══ RECORDS SUPPLIED ══
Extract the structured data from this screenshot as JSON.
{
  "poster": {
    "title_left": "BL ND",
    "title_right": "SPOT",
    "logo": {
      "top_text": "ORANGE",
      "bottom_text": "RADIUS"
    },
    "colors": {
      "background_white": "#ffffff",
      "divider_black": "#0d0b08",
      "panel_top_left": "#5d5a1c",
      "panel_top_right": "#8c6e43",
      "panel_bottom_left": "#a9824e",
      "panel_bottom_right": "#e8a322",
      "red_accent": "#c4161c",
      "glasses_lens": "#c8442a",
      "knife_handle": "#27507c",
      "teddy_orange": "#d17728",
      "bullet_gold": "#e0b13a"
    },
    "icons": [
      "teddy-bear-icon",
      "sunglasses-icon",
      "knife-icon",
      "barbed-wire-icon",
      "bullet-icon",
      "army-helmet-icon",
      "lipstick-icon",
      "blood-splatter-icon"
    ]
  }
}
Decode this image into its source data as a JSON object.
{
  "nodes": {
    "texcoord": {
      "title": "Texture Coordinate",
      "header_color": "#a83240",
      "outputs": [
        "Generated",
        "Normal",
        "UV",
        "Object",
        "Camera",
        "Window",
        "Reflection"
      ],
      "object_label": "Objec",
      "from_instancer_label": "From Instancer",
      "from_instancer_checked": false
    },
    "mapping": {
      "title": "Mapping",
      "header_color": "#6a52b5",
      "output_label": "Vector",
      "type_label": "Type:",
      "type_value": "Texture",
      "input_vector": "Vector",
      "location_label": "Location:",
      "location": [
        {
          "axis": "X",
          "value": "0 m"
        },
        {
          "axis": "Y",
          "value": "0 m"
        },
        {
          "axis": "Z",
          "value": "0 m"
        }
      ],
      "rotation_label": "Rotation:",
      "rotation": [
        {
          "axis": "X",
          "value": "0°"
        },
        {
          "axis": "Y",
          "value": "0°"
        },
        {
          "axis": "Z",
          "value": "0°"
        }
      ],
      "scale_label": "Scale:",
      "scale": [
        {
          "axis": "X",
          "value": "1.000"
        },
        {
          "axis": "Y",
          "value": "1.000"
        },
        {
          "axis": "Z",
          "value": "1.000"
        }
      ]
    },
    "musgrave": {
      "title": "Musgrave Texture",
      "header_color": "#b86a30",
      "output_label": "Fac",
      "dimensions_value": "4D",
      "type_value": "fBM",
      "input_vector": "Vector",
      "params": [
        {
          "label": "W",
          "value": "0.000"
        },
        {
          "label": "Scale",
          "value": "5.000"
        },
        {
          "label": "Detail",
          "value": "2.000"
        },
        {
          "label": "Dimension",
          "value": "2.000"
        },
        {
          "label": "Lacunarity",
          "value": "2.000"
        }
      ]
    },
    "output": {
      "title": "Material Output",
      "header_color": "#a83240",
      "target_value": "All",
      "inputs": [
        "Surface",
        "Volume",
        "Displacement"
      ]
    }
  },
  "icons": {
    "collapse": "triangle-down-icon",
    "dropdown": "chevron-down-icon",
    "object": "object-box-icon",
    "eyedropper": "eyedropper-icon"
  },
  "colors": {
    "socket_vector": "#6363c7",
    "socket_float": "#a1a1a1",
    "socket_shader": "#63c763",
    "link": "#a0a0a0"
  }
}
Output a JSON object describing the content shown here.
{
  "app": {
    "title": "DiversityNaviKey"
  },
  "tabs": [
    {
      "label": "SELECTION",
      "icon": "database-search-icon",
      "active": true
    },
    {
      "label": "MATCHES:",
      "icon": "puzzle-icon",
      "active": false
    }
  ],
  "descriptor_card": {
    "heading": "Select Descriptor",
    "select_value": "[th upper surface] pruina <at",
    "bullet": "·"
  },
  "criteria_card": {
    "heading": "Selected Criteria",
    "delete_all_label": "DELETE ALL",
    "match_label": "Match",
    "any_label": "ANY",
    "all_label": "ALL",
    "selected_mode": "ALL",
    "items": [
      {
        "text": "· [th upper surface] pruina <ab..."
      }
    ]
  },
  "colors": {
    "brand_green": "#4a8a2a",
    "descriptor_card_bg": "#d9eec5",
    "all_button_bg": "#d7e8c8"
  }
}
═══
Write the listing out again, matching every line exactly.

EXERCISE OUTPUT:
Extract the structured data from this screenshot as JSON.
{
  "poster": {
    "title_left": "BL ND",
    "title_right": "SPOT",
    "logo": {
      "top_text": "ORANGE",
      "bottom_text": "RADIUS"
    },
    "colors": {
      "background_white": "#ffffff",
      "divider_black": "#0d0b08",
      "panel_top_left": "#5d5a1c",
      "panel_top_right": "#8c6e43",
      "panel_bottom_left": "#a9824e",
      "panel_bottom_right": "#e8a322",
      "red_accent": "#c4161c",
      "glasses_lens": "#c8442a",
      "knife_handle": "#27507c",
      "teddy_orange": "#d17728",
      "bullet_gold": "#e0b13a"
    },
    "icons": [
      "teddy-bear-icon",
      "sunglasses-icon",
      "knife-icon",
      "barbed-wire-icon",
      "bullet-icon",
      "army-helmet-icon",
      "lipstick-icon",
      "blood-splatter-icon"
    ]
  }
}
Decode this image into its source data as a JSON object.
{
  "nodes": {
    "texcoord": {
      "title": "Texture Coordinate",
      "header_color": "#a83240",
      "outputs": [
        "Generated",
        "Normal",
        "UV",
        "Object",
        "Camera",
        "Window",
        "Reflection"
      ],
      "object_label": "Objec",
      "from_instancer_label": "From Instancer",
      "from_instancer_checked": false
    },
    "mapping": {
      "title": "Mapping",
      "header_color": "#6a52b5",
      "output_label": "Vector",
      "type_label": "Type:",
      "type_value": "Texture",
      "input_vector": "Vector",
      "location_label": "Location:",
      "location": [
        {
          "axis": "X",
          "value": "0 m"
        },
        {
          "axis": "Y",
          "value": "0 m"
        },
        {
          "axis": "Z",
          "value": "0 m"
        }
      ],
      "rotation_label": "Rotation:",
      "rotation": [
        {
          "axis": "X",
          "value": "0°"
        },
        {
          "axis": "Y",
          "value": "0°"
        },
        {
          "axis": "Z",
          "value": "0°"
        }
      ],
      "scale_label": "Scale:",
      "scale": [
        {
          "axis": "X",
          "value": "1.000"
        },
        {
          "axis": "Y",
          "value": "1.000"
        },
        {
          "axis": "Z",
          "value": "1.000"
        }
      ]
    },
    "musgrave": {
      "title": "Musgrave Texture",
      "header_color": "#b86a30",
      "output_label": "Fac",
      "dimensions_value": "4D",
      "type_value": "fBM",
      "input_vector": "Vector",
      "params": [
        {
          "label": "W",
          "value": "0.000"
        },
        {
          "label": "Scale",
          "value": "5.000"
        },
        {
          "label": "Detail",
          "value": "2.000"
        },
        {
          "label": "Dimension",
          "value": "2.000"
        },
        {
          "label": "Lacunarity",
          "value": "2.000"
        }
      ]
    },
    "output": {
      "title": "Material Output",
      "header_color": "#a83240",
      "target_value": "All",
      "inputs": [
        "Surface",
        "Volume",
        "Displacement"
      ]
    }
  },
  "icons": {
    "collapse": "triangle-down-icon",
    "dropdown": "chevron-down-icon",
    "object": "object-box-icon",
    "eyedropper": "eyedropper-icon"
  },
  "colors": {
    "socket_vector": "#6363c7",
    "socket_float": "#a1a1a1",
    "socket_shader": "#63c763",
    "link": "#a0a0a0"
  }
}
Output a JSON object describing the content shown here.
{
  "app": {
    "title": "DiversityNaviKey"
  },
  "tabs": [
    {
      "label": "SELECTION",
      "icon": "database-search-icon",
      "active": true
    },
    {
      "label": "MATCHES:",
      "icon": "puzzle-icon",
      "active": false
    }
  ],
  "descriptor_card": {
    "heading": "Select Descriptor",
    "select_value": "[th upper surface] pruina <at",
    "bullet": "·"
  },
  "criteria_card": {
    "heading": "Selected Criteria",
    "delete_all_label": "DELETE ALL",
    "match_label": "Match",
    "any_label": "ANY",
    "all_label": "ALL",
    "selected_mode": "ALL",
    "items": [
      {
        "text": "· [th upper surface] pruina <ab..."
      }
    ]
  },
  "colors": {
    "brand_green": "#4a8a2a",
    "descriptor_card_bg": "#d9eec5",
    "all_button_bg": "#d7e8c8"
  }
}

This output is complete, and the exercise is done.